EXERCISE AIM:
The entries are given below. Output each one unchanged.

(Data entries)
○ ○ ○ ○ ○

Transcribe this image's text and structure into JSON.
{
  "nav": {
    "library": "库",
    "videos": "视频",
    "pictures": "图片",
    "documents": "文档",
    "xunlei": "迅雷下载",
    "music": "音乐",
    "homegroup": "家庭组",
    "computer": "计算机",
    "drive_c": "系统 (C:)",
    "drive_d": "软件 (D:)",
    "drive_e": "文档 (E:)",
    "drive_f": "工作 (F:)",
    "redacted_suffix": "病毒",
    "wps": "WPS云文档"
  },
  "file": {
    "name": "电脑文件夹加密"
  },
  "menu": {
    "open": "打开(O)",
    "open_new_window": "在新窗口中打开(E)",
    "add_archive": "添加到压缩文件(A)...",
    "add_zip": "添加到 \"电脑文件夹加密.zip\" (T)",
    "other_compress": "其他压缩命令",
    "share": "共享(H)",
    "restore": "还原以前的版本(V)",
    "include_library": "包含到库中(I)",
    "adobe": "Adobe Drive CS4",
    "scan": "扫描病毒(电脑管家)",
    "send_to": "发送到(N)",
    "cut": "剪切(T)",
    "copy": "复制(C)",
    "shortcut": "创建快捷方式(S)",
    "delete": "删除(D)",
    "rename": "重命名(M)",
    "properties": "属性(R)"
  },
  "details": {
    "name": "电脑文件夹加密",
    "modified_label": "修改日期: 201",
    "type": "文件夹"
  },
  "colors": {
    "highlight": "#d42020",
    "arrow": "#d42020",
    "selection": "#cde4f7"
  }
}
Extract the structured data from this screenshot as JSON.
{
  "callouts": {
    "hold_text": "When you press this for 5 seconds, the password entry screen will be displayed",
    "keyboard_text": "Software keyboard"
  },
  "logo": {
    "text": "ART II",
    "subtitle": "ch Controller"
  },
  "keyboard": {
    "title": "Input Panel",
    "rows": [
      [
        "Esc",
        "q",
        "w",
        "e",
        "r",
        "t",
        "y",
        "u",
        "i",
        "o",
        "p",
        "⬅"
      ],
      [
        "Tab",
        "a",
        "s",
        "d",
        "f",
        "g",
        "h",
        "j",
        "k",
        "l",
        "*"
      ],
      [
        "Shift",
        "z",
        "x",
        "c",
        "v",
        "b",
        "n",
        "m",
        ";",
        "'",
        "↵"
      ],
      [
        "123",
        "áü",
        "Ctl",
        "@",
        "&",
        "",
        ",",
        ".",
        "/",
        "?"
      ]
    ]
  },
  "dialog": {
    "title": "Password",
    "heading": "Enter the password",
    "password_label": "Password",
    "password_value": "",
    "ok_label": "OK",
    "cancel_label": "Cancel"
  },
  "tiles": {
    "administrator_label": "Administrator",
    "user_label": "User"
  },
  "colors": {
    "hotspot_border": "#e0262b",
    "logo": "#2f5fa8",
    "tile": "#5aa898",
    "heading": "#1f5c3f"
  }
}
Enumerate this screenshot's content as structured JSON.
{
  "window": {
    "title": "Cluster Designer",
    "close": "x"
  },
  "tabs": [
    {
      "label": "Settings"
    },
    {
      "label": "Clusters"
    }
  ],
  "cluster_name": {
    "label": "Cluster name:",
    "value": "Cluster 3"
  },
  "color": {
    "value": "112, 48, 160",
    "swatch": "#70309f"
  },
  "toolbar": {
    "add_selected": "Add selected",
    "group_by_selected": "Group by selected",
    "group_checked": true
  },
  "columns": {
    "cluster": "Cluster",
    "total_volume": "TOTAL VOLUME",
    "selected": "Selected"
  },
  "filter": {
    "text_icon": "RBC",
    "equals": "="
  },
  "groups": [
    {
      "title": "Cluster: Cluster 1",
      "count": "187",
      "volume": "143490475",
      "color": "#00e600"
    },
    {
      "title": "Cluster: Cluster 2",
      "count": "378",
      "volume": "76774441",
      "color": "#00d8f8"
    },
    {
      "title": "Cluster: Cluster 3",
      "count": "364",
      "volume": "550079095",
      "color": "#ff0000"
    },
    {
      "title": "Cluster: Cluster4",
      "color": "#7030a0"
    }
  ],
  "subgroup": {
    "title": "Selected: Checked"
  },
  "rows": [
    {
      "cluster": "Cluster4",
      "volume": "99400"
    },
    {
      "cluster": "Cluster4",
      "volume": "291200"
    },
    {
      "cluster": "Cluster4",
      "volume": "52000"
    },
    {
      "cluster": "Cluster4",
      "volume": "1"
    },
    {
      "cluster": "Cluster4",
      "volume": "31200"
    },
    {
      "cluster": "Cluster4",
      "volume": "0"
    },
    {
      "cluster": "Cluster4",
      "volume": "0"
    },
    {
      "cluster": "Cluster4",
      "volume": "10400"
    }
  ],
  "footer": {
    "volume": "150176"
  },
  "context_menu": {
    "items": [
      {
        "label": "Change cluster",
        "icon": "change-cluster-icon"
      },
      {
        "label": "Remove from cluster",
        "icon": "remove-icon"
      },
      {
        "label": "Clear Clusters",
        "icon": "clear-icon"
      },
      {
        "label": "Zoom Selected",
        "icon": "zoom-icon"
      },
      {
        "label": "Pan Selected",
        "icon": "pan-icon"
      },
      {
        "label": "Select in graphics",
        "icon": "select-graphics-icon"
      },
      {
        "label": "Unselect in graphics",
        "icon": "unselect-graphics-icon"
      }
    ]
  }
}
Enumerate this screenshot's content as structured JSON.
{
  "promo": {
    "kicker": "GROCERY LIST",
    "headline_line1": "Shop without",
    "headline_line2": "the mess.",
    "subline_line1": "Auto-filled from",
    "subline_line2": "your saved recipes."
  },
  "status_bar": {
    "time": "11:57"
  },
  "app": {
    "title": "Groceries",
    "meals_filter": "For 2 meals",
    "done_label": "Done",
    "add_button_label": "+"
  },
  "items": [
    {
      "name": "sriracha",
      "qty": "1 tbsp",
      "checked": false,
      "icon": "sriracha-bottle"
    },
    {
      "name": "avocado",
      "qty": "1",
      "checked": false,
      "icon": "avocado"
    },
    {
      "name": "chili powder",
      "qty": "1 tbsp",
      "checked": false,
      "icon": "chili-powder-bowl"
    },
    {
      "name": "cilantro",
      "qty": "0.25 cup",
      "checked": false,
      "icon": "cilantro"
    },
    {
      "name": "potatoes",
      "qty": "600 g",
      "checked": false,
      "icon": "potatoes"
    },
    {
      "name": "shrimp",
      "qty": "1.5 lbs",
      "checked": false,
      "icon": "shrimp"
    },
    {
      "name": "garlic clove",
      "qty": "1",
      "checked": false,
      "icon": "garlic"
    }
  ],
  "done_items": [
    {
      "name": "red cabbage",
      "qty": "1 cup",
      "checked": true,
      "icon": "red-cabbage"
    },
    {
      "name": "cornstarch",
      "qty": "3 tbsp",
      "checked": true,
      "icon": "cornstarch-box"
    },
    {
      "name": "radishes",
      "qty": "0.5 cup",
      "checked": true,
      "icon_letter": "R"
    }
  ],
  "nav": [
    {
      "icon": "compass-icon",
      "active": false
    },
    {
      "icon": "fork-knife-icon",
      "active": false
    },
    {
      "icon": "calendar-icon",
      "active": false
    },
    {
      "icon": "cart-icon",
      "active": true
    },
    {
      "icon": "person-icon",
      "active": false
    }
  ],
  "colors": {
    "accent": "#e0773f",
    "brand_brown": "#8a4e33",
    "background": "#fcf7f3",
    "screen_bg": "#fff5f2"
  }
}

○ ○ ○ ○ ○

EXERCISE OUTPUT:
Transcribe this image's text and structure into JSON.
{
  "nav": {
    "library": "库",
    "videos": "视频",
    "pictures": "图片",
    "documents": "文档",
    "xunlei": "迅雷下载",
    "music": "音乐",
    "homegroup": "家庭组",
    "computer": "计算机",
    "drive_c": "系统 (C:)",
    "drive_d": "软件 (D:)",
    "drive_e": "文档 (E:)",
    "drive_f": "工作 (F:)",
    "redacted_suffix": "病毒",
    "wps": "WPS云文档"
  },
  "file": {
    "name": "电脑文件夹加密"
  },
  "menu": {
    "open": "打开(O)",
    "open_new_window": "在新窗口中打开(E)",
    "add_archive": "添加到压缩文件(A)...",
    "add_zip": "添加到 \"电脑文件夹加密.zip\" (T)",
    "other_compress": "其他压缩命令",
    "share": "共享(H)",
    "restore": "还原以前的版本(V)",
    "include_library": "包含到库中(I)",
    "adobe": "Adobe Drive CS4",
    "scan": "扫描病毒(电脑管家)",
    "send_to": "发送到(N)",
    "cut": "剪切(T)",
    "copy": "复制(C)",
    "shortcut": "创建快捷方式(S)",
    "delete": "删除(D)",
    "rename": "重命名(M)",
    "properties": "属性(R)"
  },
  "details": {
    "name": "电脑文件夹加密",
    "modified_label": "修改日期: 201",
    "type": "文件夹"
  },
  "colors": {
    "highlight": "#d42020",
    "arrow": "#d42020",
    "selection": "#cde4f7"
  }
}
Extract the structured data from this screenshot as JSON.
{
  "callouts": {
    "hold_text": "When you press this for 5 seconds, the password entry screen will be displayed",
    "keyboard_text": "Software keyboard"
  },
  "logo": {
    "text": "ART II",
    "subtitle": "ch Controller"
  },
  "keyboard": {
    "title": "Input Panel",
    "rows": [
      [
        "Esc",
        "q",
        "w",
        "e",
        "r",
        "t",
        "y",
        "u",
        "i",
        "o",
        "p",
        "⬅"
      ],
      [
        "Tab",
        "a",
        "s",
        "d",
        "f",
        "g",
        "h",
        "j",
        "k",
        "l",
        "*"
      ],
      [
        "Shift",
        "z",
        "x",
        "c",
        "v",
        "b",
        "n",
        "m",
        ";",
        "'",
        "↵"
      ],
      [
        "123",
        "áü",
        "Ctl",
        "@",
        "&",
        "",
        ",",
        ".",
        "/",
        "?"
      ]
    ]
  },
  "dialog": {
    "title": "Password",
    "heading": "Enter the password",
    "password_label": "Password",
    "password_value": "",
    "ok_label": "OK",
    "cancel_label": "Cancel"
  },
  "tiles": {
    "administrator_label": "Administrator",
    "user_label": "User"
  },
  "colors": {
    "hotspot_border": "#e0262b",
    "logo": "#2f5fa8",
    "tile": "#5aa898",
    "heading": "#1f5c3f"
  }
}
Enumerate this screenshot's content as structured JSON.
{
  "window": {
    "title": "Cluster Designer",
    "close": "x"
  },
  "tabs": [
    {
      "label": "Settings"
    },
    {
      "label": "Clusters"
    }
  ],
  "cluster_name": {
    "label": "Cluster name:",
    "value": "Cluster 3"
  },
  "color": {
    "value": "112, 48, 160",
    "swatch": "#70309f"
  },
  "toolbar": {
    "add_selected": "Add selected",
    "group_by_selected": "Group by selected",
    "group_checked": true
  },
  "columns": {
    "cluster": "Cluster",
    "total_volume": "TOTAL VOLUME",
    "selected": "Selected"
  },
  "filter": {
    "text_icon": "RBC",
    "equals": "="
  },
  "groups": [
    {
      "title": "Cluster: Cluster 1",
      "count": "187",
      "volume": "143490475",
      "color": "#00e600"
    },
    {
      "title": "Cluster: Cluster 2",
      "count": "378",
      "volume": "76774441",
      "color": "#00d8f8"
    },
    {
      "title": "Cluster: Cluster 3",
      "count": "364",
      "volume": "550079095",
      "color": "#ff0000"
    },
    {
      "title": "Cluster: Cluster4",
      "color": "#7030a0"
    }
  ],
  "subgroup": {
    "title": "Selected: Checked"
  },
  "rows": [
    {
      "cluster": "Cluster4",
      "volume": "99400"
    },
    {
      "cluster": "Cluster4",
      "volume": "291200"
    },
    {
      "cluster": "Cluster4",
      "volume": "52000"
    },
    {
      "cluster": "Cluster4",
      "volume": "1"
    },
    {
      "cluster": "Cluster4",
      "volume": "31200"
    },
    {
      "cluster": "Cluster4",
      "volume": "0"
    },
    {
      "cluster": "Cluster4",
      "volume": "0"
    },
    {
      "cluster": "Cluster4",
      "volume": "10400"
    }
  ],
  "footer": {
    "volume": "150176"
  },
  "context_menu": {
    "items": [
      {
        "label": "Change cluster",
        "icon": "change-cluster-icon"
      },
      {
        "label": "Remove from cluster",
        "icon": "remove-icon"
      },
      {
        "label": "Clear Clusters",
        "icon": "clear-icon"
      },
      {
        "label": "Zoom Selected",
        "icon": "zoom-icon"
      },
      {
        "label": "Pan Selected",
        "icon": "pan-icon"
      },
      {
        "label": "Select in graphics",
        "icon": "select-graphics-icon"
      },
      {
        "label": "Unselect in graphics",
        "icon": "unselect-graphics-icon"
      }
    ]
  }
}
Enumerate this screenshot's content as structured JSON.
{
  "promo": {
    "kicker": "GROCERY LIST",
    "headline_line1": "Shop without",
    "headline_line2": "the mess.",
    "subline_line1": "Auto-filled from",
    "subline_line2": "your saved recipes."
  },
  "status_bar": {
    "time": "11:57"
  },
  "app": {
    "title": "Groceries",
    "meals_filter": "For 2 meals",
    "done_label": "Done",
    "add_button_label": "+"
  },
  "items": [
    {
      "name": "sriracha",
      "qty": "1 tbsp",
      "checked": false,
      "icon": "sriracha-bottle"
    },
    {
      "name": "avocado",
      "qty": "1",
      "checked": false,
      "icon": "avocado"
    },
    {
      "name": "chili powder",
      "qty": "1 tbsp",
      "checked": false,
      "icon": "chili-powder-bowl"
    },
    {
      "name": "cilantro",
      "qty": "0.25 cup",
      "checked": false,
      "icon": "cilantro"
    },
    {
      "name": "potatoes",
      "qty": "600 g",
      "checked": false,
      "icon": "potatoes"
    },
    {
      "name": "shrimp",
      "qty": "1.5 lbs",
      "checked": false,
      "icon": "shrimp"
    },
    {
      "name": "garlic clove",
      "qty": "1",
      "checked": false,
      "icon": "garlic"
    }
  ],
  "done_items": [
    {
      "name": "red cabbage",
      "qty": "1 cup",
      "checked": true,
      "icon": "red-cabbage"
    },
    {
      "name": "cornstarch",
      "qty": "3 tbsp",
      "checked": true,
      "icon": "cornstarch-box"
    },
    {
      "name": "radishes",
      "qty": "0.5 cup",
      "checked": true,
      "icon_letter": "R"
    }
  ],
  "nav": [
    {
      "icon": "compass-icon",
      "active": false
    },
    {
      "icon": "fork-knife-icon",
      "active": false
    },
    {
      "icon": "calendar-icon",
      "active": false
    },
    {
      "icon": "cart-icon",
      "active": true
    },
    {
      "icon": "person-icon",
      "active": false
    }
  ],
  "colors": {
    "accent": "#e0773f",
    "brand_brown": "#8a4e33",
    "background": "#fcf7f3",
    "screen_bg": "#fff5f2"
  }
}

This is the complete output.